- **Exercise directions**: The response should contain all of the records, copied exactly, and none of the images.

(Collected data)
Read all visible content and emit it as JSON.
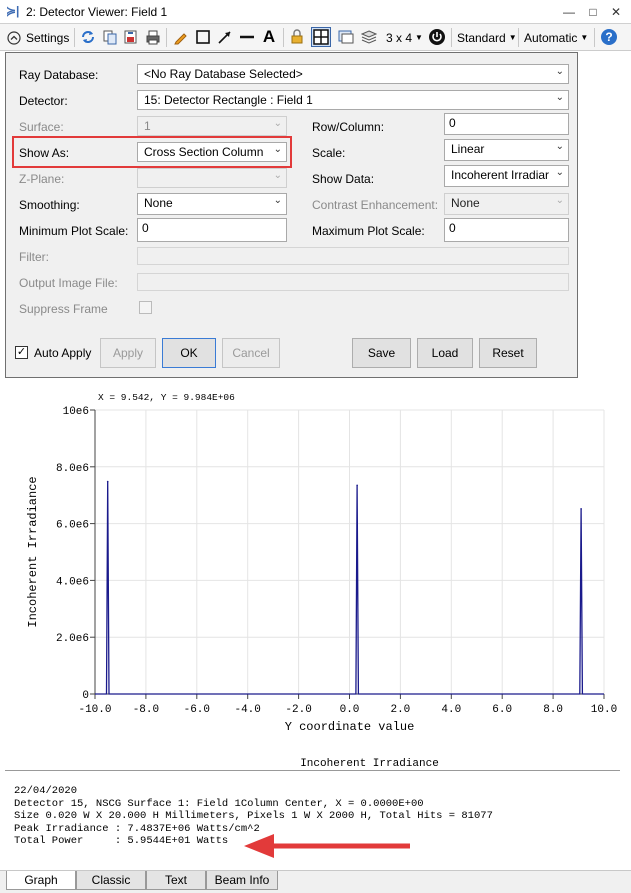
{
  "window": {
    "title": "2: Detector Viewer: Field 1",
    "minimize": "—",
    "restore": "□",
    "close": "✕"
  },
  "toolbar": {
    "settings_label": "Settings",
    "layout_label": "3 x 4",
    "standard_label": "Standard",
    "automatic_label": "Automatic",
    "help_glyph": "?"
  },
  "settings": {
    "ray_database_label": "Ray Database:",
    "ray_database_value": "<No Ray Database Selected>",
    "detector_label": "Detector:",
    "detector_value": "15: Detector Rectangle : Field 1",
    "surface_label": "Surface:",
    "surface_value": "1",
    "row_column_label": "Row/Column:",
    "row_column_value": "0",
    "show_as_label": "Show As:",
    "show_as_value": "Cross Section Column",
    "scale_label": "Scale:",
    "scale_value": "Linear",
    "z_plane_label": "Z-Plane:",
    "z_plane_value": "",
    "show_data_label": "Show Data:",
    "show_data_value": "Incoherent Irradiar",
    "smoothing_label": "Smoothing:",
    "smoothing_value": "None",
    "contrast_label": "Contrast Enhancement:",
    "contrast_value": "None",
    "min_plot_scale_label": "Minimum Plot Scale:",
    "min_plot_scale_value": "0",
    "max_plot_scale_label": "Maximum Plot Scale:",
    "max_plot_scale_value": "0",
    "filter_label": "Filter:",
    "output_file_label": "Output Image File:",
    "suppress_frame_label": "Suppress Frame",
    "auto_apply_label": "Auto Apply",
    "auto_apply_checked": "✓",
    "apply_label": "Apply",
    "ok_label": "OK",
    "cancel_label": "Cancel",
    "save_label": "Save",
    "load_label": "Load",
    "reset_label": "Reset"
  },
  "plot": {
    "cursor_readout": "X = 9.542, Y = 9.984E+06",
    "caption": "Incoherent Irradiance"
  },
  "chart_data": {
    "type": "line",
    "title": "",
    "xlabel": "Y coordinate value",
    "ylabel": "Incoherent Irradiance",
    "xlim": [
      -10.0,
      10.0
    ],
    "ylim": [
      0,
      10000000
    ],
    "x_ticks": [
      "-10.0",
      "-8.0",
      "-6.0",
      "-4.0",
      "-2.0",
      "0.0",
      "2.0",
      "4.0",
      "6.0",
      "8.0",
      "10.0"
    ],
    "y_ticks": [
      "0",
      "2.0e6",
      "4.0e6",
      "6.0e6",
      "8.0e6",
      "10e6"
    ],
    "grid": true,
    "series_color": "#1a1a8c",
    "series": [
      {
        "x": [
          -10.0,
          -9.6,
          -9.55,
          -9.5,
          -9.45,
          -9.4,
          0.2,
          0.25,
          0.3,
          0.35,
          0.4,
          9.0,
          9.05,
          9.1,
          9.15,
          9.2,
          10.0
        ],
        "values": [
          0,
          0,
          0,
          7480000,
          0,
          0,
          0,
          0,
          7350000,
          0,
          0,
          0,
          0,
          6520000,
          0,
          0,
          0
        ]
      }
    ]
  },
  "report": {
    "lines": [
      "22/04/2020",
      "Detector 15, NSCG Surface 1: Field 1Column Center, X = 0.0000E+00",
      "Size 0.020 W X 20.000 H Millimeters, Pixels 1 W X 2000 H, Total Hits = 81077",
      "Peak Irradiance : 7.4837E+06 Watts/cm^2",
      "Total Power     : 5.9544E+01 Watts"
    ]
  },
  "tabs": [
    {
      "label": "Graph"
    },
    {
      "label": "Classic"
    },
    {
      "label": "Text"
    },
    {
      "label": "Beam Info"
    }
  ],
  "colors": {
    "highlight": "#e23a3a",
    "accent": "#3d6bb3"
  }
}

- **Solution for this exercise**:
Read all visible content and emit it as JSON.
{
  "window": {
    "title": "2: Detector Viewer: Field 1",
    "minimize": "—",
    "restore": "□",
    "close": "✕"
  },
  "toolbar": {
    "settings_label": "Settings",
    "layout_label": "3 x 4",
    "standard_label": "Standard",
    "automatic_label": "Automatic",
    "help_glyph": "?"
  },
  "settings": {
    "ray_database_label": "Ray Database:",
    "ray_database_value": "<No Ray Database Selected>",
    "detector_label": "Detector:",
    "detector_value": "15: Detector Rectangle : Field 1",
    "surface_label": "Surface:",
    "surface_value": "1",
    "row_column_label": "Row/Column:",
    "row_column_value": "0",
    "show_as_label": "Show As:",
    "show_as_value": "Cross Section Column",
    "scale_label": "Scale:",
    "scale_value": "Linear",
    "z_plane_label": "Z-Plane:",
    "z_plane_value": "",
    "show_data_label": "Show Data:",
    "show_data_value": "Incoherent Irradiar",
    "smoothing_label": "Smoothing:",
    "smoothing_value": "None",
    "contrast_label": "Contrast Enhancement:",
    "contrast_value": "None",
    "min_plot_scale_label": "Minimum Plot Scale:",
    "min_plot_scale_value": "0",
    "max_plot_scale_label": "Maximum Plot Scale:",
    "max_plot_scale_value": "0",
    "filter_label": "Filter:",
    "output_file_label": "Output Image File:",
    "suppress_frame_label": "Suppress Frame",
    "auto_apply_label": "Auto Apply",
    "auto_apply_checked": "✓",
    "apply_label": "Apply",
    "ok_label": "OK",
    "cancel_label": "Cancel",
    "save_label": "Save",
    "load_label": "Load",
    "reset_label": "Reset"
  },
  "plot": {
    "cursor_readout": "X = 9.542, Y = 9.984E+06",
    "caption": "Incoherent Irradiance"
  },
  "chart_data": {
    "type": "line",
    "title": "",
    "xlabel": "Y coordinate value",
    "ylabel": "Incoherent Irradiance",
    "xlim": [
      -10.0,
      10.0
    ],
    "ylim": [
      0,
      10000000
    ],
    "x_ticks": [
      "-10.0",
      "-8.0",
      "-6.0",
      "-4.0",
      "-2.0",
      "0.0",
      "2.0",
      "4.0",
      "6.0",
      "8.0",
      "10.0"
    ],
    "y_ticks": [
      "0",
      "2.0e6",
      "4.0e6",
      "6.0e6",
      "8.0e6",
      "10e6"
    ],
    "grid": true,
    "series_color": "#1a1a8c",
    "series": [
      {
        "x": [
          -10.0,
          -9.6,
          -9.55,
          -9.5,
          -9.45,
          -9.4,
          0.2,
          0.25,
          0.3,
          0.35,
          0.4,
          9.0,
          9.05,
          9.1,
          9.15,
          9.2,
          10.0
        ],
        "values": [
          0,
          0,
          0,
          7480000,
          0,
          0,
          0,
          0,
          7350000,
          0,
          0,
          0,
          0,
          6520000,
          0,
          0,
          0
        ]
      }
    ]
  },
  "report": {
    "lines": [
      "22/04/2020",
      "Detector 15, NSCG Surface 1: Field 1Column Center, X = 0.0000E+00",
      "Size 0.020 W X 20.000 H Millimeters, Pixels 1 W X 2000 H, Total Hits = 81077",
      "Peak Irradiance : 7.4837E+06 Watts/cm^2",
      "Total Power     : 5.9544E+01 Watts"
    ]
  },
  "tabs": [
    {
      "label": "Graph"
    },
    {
      "label": "Classic"
    },
    {
      "label": "Text"
    },
    {
      "label": "Beam Info"
    }
  ],
  "colors": {
    "highlight": "#e23a3a",
    "accent": "#3d6bb3"
  }
}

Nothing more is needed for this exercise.